    by squeaky on Sat Nov 25, 2006 at 03:36:41 PM EST
    Any work like this is bound to help a person develop a fuller emotional range and thus become more effective in fostering empathy.  Being vulnerable while under attack gives us the best chance of a positive outcome. It needs to be learned as our defense system naturally does the opposite and hardens under attack. I am glad to see this work being done. At the very least, these lawyers will have less stress in their lives and at the most they will be more effective at convincing a jury.

    Of course there are people in all walks of life who will misuse their power. That is a given.  

    What will the judge think of this? (none / 0) (#2)
    by JSN on Sat Nov 25, 2006 at 03:49:52 PM EST

    The jury's still the thing (none / 0) (#3)
    by Dadler on Sat Nov 25, 2006 at 03:58:22 PM EST
    And as long as most juries are made up of average folks, most of whom can be fairly easily manipulated (see Borat or, heck, just try it yourself), then good "performance" skills will play an important role in a lawyer's repetoire.  In reality, facts is all that should matter.  We all know, with faulty humans, that ain't always the case.  
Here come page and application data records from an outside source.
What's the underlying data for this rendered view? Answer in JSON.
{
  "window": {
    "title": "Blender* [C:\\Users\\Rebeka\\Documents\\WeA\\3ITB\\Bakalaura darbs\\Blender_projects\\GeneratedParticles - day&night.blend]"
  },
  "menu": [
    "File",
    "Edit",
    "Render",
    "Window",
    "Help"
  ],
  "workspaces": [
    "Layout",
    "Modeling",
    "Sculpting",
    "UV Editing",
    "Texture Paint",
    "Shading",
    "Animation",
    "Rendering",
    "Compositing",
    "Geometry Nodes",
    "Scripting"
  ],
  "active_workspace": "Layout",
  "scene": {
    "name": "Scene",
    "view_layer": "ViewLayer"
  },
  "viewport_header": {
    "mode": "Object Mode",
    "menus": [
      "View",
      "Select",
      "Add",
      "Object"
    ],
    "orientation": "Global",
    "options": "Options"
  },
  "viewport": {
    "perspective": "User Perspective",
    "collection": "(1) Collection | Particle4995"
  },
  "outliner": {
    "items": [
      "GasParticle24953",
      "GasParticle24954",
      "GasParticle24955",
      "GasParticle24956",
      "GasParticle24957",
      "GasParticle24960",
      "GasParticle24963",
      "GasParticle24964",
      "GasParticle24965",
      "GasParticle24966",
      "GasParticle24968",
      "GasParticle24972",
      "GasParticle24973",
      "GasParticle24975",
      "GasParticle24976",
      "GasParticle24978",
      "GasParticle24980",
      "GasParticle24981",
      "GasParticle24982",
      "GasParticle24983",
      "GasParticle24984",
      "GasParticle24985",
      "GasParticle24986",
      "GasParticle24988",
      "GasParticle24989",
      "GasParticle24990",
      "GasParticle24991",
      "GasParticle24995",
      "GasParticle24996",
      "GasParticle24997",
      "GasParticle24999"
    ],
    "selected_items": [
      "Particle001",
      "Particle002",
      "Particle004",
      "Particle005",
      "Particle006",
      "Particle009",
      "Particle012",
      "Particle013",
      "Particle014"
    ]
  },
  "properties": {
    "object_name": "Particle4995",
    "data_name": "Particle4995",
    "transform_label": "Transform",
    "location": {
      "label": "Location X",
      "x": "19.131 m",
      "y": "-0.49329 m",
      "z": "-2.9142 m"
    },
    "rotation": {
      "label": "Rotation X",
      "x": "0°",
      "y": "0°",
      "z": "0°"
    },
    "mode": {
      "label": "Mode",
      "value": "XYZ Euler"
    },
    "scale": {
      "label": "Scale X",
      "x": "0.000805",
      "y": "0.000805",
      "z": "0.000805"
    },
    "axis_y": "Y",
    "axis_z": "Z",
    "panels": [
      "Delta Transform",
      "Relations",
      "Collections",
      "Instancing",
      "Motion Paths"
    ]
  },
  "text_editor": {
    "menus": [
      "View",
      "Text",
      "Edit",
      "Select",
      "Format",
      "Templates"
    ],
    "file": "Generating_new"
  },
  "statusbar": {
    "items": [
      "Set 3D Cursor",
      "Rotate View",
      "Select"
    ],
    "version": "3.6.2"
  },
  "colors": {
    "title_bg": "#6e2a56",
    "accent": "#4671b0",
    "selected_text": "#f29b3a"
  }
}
    i suppose this may be (none / 0) (#4)
    by cpinva on Sat Nov 25, 2006 at 04:11:58 PM EST
    somewhat useful, but i question just how effective it's going to prove on the average jury. i sat on a personal injury (medical malpractice) jury a couple of years ago, made up of a fair range of people.

    we sat for nearly two weeks (we got interrupted by a hurricane!) of testimony, including the plaintif. when all was said and done, it boiled down to facts: was standard medical procedure followed or not? if not, who was responsible for it not being followed? etc, etc, etc.
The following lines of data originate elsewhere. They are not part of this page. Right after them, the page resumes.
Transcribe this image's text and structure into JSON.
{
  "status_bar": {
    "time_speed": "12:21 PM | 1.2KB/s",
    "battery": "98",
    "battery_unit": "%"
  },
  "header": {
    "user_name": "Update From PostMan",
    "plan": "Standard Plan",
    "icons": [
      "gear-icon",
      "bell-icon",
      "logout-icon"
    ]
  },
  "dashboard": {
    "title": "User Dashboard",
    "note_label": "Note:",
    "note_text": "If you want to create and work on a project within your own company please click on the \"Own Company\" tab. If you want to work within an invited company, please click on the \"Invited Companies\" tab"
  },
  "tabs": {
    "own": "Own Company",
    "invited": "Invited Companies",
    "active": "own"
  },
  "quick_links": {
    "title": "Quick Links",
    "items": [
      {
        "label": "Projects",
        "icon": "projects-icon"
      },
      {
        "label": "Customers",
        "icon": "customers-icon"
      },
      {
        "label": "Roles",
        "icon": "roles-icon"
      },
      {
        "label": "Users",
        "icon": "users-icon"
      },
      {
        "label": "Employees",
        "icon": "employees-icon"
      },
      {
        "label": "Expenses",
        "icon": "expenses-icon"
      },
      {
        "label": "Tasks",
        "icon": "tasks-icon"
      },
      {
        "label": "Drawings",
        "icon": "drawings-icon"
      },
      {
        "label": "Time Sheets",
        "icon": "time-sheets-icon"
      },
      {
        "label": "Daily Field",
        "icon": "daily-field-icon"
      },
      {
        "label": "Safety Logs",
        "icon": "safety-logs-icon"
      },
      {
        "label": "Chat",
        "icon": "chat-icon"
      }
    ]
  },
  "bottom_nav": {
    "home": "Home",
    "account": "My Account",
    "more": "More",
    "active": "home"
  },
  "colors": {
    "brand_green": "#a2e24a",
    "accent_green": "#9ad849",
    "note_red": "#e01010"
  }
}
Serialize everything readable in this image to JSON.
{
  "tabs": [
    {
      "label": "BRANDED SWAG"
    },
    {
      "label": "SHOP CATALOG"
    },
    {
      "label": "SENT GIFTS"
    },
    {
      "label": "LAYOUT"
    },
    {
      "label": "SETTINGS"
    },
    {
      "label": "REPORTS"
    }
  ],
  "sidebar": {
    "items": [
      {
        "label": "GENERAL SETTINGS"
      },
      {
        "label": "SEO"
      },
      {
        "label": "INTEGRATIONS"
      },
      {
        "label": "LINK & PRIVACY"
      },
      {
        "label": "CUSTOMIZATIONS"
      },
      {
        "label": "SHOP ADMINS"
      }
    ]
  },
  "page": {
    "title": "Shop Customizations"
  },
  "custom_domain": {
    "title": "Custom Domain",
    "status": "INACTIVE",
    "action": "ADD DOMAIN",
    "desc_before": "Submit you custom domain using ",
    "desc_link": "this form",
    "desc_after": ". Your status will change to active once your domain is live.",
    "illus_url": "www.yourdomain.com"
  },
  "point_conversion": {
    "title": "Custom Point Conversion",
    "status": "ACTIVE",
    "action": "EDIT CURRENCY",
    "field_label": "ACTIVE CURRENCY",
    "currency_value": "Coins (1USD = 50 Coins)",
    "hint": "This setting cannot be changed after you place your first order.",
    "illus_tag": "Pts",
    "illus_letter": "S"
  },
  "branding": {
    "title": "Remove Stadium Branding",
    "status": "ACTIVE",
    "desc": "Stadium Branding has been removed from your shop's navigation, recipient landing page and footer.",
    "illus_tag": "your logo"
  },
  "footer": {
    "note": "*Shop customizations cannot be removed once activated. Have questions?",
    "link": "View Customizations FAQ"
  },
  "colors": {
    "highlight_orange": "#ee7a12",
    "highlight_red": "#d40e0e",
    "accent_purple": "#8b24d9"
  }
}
    the plaintif in the witness chair, while resulting in some empathy, had no effect whatever on the outcome.

    I'm curious (none / 0) (#5)
    by Repack Rider on Sat Nov 25, 2006 at 08:06:35 PM EST
    Do truth, justice, evidence and logic have any place in these deliberations, or is it just a sales job?

    Wait.  OJ was acquitted.

    Never mind.